* **What to work on**
Restate all of the entries exactly, dropping any pictures they hold.

* **Task material**
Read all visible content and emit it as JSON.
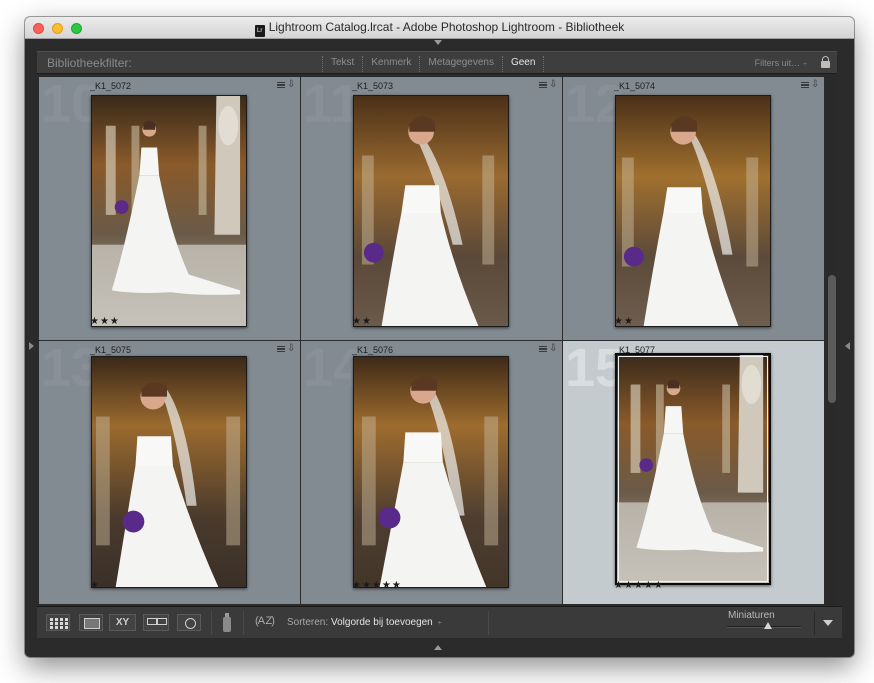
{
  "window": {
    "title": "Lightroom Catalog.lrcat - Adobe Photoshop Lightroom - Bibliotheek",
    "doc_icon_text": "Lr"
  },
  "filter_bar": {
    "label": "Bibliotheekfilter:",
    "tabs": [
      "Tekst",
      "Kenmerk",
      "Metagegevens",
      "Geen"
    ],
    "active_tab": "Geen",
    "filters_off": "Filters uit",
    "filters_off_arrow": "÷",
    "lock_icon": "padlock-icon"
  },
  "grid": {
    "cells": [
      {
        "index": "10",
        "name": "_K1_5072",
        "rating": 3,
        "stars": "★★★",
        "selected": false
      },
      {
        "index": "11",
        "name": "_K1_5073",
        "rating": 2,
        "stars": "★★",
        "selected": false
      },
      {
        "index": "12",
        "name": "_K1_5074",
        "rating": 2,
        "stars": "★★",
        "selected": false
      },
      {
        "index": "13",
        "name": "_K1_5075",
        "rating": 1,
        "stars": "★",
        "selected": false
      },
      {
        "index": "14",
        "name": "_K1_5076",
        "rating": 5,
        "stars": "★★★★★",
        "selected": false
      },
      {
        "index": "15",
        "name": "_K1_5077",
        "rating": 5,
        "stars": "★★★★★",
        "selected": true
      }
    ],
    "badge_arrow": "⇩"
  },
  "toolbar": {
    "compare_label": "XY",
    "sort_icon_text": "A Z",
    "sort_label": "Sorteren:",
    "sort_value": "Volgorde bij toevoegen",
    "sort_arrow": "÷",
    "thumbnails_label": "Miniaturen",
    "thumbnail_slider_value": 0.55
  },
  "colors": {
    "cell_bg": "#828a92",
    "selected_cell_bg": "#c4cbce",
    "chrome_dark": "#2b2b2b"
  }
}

* **Solution below**
Read all visible content and emit it as JSON.
{
  "window": {
    "title": "Lightroom Catalog.lrcat - Adobe Photoshop Lightroom - Bibliotheek",
    "doc_icon_text": "Lr"
  },
  "filter_bar": {
    "label": "Bibliotheekfilter:",
    "tabs": [
      "Tekst",
      "Kenmerk",
      "Metagegevens",
      "Geen"
    ],
    "active_tab": "Geen",
    "filters_off": "Filters uit",
    "filters_off_arrow": "÷",
    "lock_icon": "padlock-icon"
  },
  "grid": {
    "cells": [
      {
        "index": "10",
        "name": "_K1_5072",
        "rating": 3,
        "stars": "★★★",
        "selected": false
      },
      {
        "index": "11",
        "name": "_K1_5073",
        "rating": 2,
        "stars": "★★",
        "selected": false
      },
      {
        "index": "12",
        "name": "_K1_5074",
        "rating": 2,
        "stars": "★★",
        "selected": false
      },
      {
        "index": "13",
        "name": "_K1_5075",
        "rating": 1,
        "stars": "★",
        "selected": false
      },
      {
        "index": "14",
        "name": "_K1_5076",
        "rating": 5,
        "stars": "★★★★★",
        "selected": false
      },
      {
        "index": "15",
        "name": "_K1_5077",
        "rating": 5,
        "stars": "★★★★★",
        "selected": true
      }
    ],
    "badge_arrow": "⇩"
  },
  "toolbar": {
    "compare_label": "XY",
    "sort_icon_text": "A Z",
    "sort_label": "Sorteren:",
    "sort_value": "Volgorde bij toevoegen",
    "sort_arrow": "÷",
    "thumbnails_label": "Miniaturen",
    "thumbnail_slider_value": 0.55
  },
  "colors": {
    "cell_bg": "#828a92",
    "selected_cell_bg": "#c4cbce",
    "chrome_dark": "#2b2b2b"
  }
}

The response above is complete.